Novel Multi-component Nanopharmaceuticals for Anti-HIV Effects
Current anti-acquired immunodeficiency syndrome (AIDS) therapeutic agents and treatment regimens can provide a dramatically improved quality of life for human immunodeficiency virus (HIV)–positive people, many of whom have no detectable viral load for prolonged periods of time. Despite this, curing AIDS remains an elusive goal, partially due to the occurrence of drug resistance. Since the development of resistance is linked to, among other things, fluctuating drug levels, our long-term goal has been to develop nanotechnology-based drug delivery systems that can improve therapy by more precisely controlling drug concentrations in target cells.
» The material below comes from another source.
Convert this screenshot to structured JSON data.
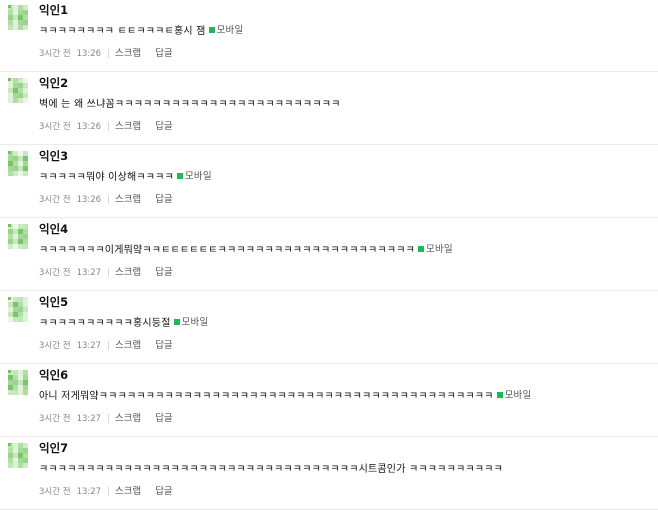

The theme of the current study is to investigate the value of combining AIDS drugs and modifiers of cellular uptake into macromolecular conjugates having novel pharmacological properties.